Landlords in Scotland are urged to beat the deposit deadline and avoid huge penalties.
Over half of deposits for private tenancies in Scotland may not yet have been paid into a legally required tenancy deposit protection scheme – with just one week to go until the final deadline to sign up.
SafeDeposits Scotland, the leading provider of the tenancy deposit scheme in Scotland, says based on the latest figures as many as 56% of tenancies eligible for taking a deposit may not have yet had their deposits paid into a scheme.
According to the latest Scottish Government figures up to the end of March there are only 129,164 deposits submitted to a scheme – but there are 291,190 properties across Scotland signed up for landlord registration. (1)
From May 15 all deposits from privately rented properties must be secured into one of three government approved tenancy deposits protection schemes in Scotland, as part of the Tenancy Deposit Schemes (Scotland) Regulations 2011. The legislation has been phased in and May 15 is the final deadline for all properties. (2)
Glasgow based SafeDeposits Scotland, the Scottish Association of Landlords and the National Union of Students are now issuing a call to urge landlords to ensure they are signed up before the deadline to avoid facing financial penalties.
Director of Operations at SafeDeposits Scotland, Rebecca Johnston said, “These figures are to the end of March and while we would like to report a massive surge in the last month of landlords signing up to the scheme that hasn’t happened. We want landlords to know that we are here to guide them through this process. But there isn’t much time left. They must sign up to a scheme – or risk a financial penalty. No-one wants that.”
John Blackwood from Scottish Association of Landlords said, “While not all landlords will charge a deposit and more deposits may have been protected since the last count, the estimated figures paint a worrying picture about the potential number of properties not signed up.”

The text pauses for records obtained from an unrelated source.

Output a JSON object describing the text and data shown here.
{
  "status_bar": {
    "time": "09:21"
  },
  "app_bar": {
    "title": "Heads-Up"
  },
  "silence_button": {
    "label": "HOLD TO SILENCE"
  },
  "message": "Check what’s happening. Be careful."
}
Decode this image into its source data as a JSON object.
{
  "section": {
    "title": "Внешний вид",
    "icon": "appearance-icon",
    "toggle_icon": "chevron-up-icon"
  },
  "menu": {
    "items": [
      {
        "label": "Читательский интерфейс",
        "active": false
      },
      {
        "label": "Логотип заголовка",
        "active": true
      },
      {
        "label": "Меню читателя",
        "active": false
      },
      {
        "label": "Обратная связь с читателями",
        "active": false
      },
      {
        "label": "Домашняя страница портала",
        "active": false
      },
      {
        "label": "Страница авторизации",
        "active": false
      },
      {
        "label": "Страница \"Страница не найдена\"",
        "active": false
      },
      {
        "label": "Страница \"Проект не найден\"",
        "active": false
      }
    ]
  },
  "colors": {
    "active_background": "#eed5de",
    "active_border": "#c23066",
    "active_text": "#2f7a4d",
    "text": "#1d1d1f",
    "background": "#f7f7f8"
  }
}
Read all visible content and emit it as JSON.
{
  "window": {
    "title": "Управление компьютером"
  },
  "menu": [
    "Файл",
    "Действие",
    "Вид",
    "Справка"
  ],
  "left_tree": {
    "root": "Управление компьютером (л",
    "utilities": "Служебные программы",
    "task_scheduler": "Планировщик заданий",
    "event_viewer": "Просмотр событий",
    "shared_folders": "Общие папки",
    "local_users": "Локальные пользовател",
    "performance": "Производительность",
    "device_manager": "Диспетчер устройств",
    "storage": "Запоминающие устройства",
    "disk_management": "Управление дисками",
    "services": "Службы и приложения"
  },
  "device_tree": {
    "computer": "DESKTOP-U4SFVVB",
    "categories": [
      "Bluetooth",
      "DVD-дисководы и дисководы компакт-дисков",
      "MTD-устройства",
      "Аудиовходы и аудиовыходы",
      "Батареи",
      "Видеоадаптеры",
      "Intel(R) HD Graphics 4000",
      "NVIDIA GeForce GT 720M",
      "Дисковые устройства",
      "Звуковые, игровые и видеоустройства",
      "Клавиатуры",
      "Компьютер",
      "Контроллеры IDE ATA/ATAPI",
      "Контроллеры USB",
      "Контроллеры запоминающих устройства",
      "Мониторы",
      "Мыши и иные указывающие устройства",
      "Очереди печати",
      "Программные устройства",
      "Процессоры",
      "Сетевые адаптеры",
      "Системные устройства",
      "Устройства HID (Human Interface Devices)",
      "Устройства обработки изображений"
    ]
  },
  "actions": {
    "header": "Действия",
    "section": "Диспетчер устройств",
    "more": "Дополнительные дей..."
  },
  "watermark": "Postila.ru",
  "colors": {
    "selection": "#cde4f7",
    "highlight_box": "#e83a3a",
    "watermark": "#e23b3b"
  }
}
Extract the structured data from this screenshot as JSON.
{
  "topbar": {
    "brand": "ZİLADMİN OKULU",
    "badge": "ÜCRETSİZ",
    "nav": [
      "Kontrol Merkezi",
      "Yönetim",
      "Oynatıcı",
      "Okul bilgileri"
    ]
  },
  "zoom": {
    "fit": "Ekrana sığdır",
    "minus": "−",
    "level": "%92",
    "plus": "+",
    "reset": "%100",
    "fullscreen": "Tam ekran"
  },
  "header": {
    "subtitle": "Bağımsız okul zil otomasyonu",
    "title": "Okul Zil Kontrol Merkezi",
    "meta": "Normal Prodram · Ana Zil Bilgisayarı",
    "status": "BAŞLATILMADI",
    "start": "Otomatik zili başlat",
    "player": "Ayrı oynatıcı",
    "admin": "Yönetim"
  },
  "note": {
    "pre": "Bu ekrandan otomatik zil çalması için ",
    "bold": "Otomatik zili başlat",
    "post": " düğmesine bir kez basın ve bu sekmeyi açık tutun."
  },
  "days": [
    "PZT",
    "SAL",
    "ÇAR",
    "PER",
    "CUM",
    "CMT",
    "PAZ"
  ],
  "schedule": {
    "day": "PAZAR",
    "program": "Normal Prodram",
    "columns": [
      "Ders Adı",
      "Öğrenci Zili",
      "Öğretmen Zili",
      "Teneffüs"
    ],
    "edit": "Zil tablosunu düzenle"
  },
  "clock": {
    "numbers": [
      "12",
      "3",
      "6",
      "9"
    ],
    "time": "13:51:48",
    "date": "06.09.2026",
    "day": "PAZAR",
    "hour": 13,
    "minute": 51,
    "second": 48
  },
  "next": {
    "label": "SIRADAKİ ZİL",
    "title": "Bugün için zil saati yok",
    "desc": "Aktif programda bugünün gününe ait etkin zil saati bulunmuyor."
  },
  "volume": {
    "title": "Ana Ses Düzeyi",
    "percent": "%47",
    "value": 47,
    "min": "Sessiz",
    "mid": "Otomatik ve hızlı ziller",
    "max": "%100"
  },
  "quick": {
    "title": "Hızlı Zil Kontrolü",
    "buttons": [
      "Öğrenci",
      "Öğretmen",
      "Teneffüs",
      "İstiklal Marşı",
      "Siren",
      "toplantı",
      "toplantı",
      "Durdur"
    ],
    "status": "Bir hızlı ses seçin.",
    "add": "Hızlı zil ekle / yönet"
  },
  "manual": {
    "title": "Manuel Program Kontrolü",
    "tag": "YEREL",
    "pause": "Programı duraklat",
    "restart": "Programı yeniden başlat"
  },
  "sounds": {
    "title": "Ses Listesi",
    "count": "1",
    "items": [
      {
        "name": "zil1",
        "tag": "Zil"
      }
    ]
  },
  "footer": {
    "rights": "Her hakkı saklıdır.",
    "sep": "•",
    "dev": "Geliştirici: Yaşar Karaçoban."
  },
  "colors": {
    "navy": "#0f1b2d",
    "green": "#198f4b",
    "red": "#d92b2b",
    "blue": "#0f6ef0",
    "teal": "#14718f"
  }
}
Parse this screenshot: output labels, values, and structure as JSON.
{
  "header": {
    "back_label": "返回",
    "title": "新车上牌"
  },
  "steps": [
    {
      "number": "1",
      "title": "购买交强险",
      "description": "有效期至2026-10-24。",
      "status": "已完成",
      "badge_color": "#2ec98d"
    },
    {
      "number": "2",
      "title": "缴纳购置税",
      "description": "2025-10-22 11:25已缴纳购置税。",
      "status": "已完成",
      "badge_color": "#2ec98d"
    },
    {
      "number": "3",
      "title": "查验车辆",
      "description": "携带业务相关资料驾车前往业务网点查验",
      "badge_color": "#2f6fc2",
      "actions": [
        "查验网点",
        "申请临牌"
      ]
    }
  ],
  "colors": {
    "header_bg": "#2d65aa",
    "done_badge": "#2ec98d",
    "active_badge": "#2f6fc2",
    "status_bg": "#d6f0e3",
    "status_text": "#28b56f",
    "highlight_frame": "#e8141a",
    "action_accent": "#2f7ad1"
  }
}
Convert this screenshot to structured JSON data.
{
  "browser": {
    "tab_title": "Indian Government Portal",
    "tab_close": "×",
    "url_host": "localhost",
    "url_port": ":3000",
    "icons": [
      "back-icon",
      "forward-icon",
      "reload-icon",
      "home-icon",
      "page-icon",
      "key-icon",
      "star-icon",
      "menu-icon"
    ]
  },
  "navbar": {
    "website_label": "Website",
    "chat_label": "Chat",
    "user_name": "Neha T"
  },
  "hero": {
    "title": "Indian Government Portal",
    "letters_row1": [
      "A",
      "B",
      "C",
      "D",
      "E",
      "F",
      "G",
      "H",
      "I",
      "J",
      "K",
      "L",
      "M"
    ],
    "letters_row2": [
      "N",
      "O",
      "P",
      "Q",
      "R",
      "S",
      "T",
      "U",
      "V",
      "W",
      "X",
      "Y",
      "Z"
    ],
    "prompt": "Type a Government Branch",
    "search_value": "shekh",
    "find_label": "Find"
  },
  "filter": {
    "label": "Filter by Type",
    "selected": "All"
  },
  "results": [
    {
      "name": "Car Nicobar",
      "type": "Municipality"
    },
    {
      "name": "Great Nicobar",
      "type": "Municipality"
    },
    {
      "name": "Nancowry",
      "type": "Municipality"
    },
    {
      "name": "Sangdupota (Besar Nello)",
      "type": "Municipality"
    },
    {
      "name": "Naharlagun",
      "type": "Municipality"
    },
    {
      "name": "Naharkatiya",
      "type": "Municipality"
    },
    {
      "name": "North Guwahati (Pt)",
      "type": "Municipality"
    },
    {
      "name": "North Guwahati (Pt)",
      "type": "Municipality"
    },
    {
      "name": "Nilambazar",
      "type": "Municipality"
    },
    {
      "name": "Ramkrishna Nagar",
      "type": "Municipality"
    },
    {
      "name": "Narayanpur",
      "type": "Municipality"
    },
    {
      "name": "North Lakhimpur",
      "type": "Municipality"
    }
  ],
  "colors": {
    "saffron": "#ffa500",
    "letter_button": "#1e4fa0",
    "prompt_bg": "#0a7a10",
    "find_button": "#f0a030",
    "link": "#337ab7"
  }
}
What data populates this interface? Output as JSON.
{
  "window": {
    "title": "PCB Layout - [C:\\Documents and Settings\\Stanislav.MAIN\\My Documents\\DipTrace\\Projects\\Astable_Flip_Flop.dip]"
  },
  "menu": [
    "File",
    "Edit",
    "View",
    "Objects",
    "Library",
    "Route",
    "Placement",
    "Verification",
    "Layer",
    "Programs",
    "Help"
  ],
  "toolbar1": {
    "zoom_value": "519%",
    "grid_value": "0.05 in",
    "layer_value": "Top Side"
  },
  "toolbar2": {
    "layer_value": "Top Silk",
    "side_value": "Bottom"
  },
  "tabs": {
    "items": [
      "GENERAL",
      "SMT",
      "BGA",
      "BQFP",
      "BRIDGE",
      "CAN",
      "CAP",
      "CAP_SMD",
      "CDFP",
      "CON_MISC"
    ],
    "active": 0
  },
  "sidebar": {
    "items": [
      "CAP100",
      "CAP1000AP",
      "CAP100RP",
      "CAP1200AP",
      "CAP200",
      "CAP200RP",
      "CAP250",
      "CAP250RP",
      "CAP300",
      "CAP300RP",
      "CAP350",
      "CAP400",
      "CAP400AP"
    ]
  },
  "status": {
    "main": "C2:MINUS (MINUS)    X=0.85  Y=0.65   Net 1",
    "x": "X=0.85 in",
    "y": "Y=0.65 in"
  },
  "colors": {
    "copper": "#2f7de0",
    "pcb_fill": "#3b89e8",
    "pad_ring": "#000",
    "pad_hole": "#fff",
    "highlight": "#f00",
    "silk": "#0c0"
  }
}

Robin Parker, President of NUS Scotland, said, “These statistics seem to indicate that many landlords have yet to sign up to tenancy deposit schemes, which will be a surprise to student tenants who are expecting to hear shortly from the schemes how much of their deposit they are due back. Landlords are liable for huge penalties if they don’t submit their tenants deposits to a scheme, and we would urge them to beat the deadline and sign up. We also urge student tenants to get in touch with their landlords to confirm they are aware of the deadline and signed up to a scheme.”1 2 3 … 28 Next »